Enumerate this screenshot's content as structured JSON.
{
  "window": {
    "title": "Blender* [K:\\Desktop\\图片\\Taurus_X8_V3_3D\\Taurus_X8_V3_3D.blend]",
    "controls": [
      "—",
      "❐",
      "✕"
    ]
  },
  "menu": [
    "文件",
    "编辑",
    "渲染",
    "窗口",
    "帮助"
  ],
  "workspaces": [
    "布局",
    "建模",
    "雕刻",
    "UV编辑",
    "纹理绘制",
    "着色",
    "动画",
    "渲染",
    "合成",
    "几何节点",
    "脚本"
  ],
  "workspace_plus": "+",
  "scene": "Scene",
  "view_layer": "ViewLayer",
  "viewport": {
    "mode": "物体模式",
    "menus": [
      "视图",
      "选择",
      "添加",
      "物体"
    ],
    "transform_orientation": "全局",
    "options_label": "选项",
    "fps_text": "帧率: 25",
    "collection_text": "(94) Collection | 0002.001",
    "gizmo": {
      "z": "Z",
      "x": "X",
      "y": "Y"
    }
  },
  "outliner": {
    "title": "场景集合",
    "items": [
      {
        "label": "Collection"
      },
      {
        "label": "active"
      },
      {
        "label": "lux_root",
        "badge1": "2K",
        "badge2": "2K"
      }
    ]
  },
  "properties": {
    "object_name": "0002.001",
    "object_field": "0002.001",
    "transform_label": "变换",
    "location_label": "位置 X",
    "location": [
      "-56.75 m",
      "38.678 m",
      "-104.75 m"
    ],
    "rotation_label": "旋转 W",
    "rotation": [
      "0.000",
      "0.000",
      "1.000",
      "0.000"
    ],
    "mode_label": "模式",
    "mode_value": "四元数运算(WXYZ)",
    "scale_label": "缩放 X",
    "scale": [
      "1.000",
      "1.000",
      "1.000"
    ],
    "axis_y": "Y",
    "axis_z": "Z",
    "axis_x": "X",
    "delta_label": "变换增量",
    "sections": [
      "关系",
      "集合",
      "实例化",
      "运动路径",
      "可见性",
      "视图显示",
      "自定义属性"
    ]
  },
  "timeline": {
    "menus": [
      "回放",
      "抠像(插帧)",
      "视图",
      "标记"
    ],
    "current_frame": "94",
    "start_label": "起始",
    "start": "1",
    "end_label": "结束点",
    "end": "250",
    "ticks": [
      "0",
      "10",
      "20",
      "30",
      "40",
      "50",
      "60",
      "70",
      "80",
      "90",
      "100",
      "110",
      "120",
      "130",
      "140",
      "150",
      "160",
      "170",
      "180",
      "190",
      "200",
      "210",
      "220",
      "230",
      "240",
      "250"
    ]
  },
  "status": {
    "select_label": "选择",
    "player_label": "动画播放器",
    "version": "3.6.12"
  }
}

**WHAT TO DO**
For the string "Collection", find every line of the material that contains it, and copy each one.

**FINISHED TASK**
    "collection_text": "(94) Collection | 0002.001",
        "label": "Collection"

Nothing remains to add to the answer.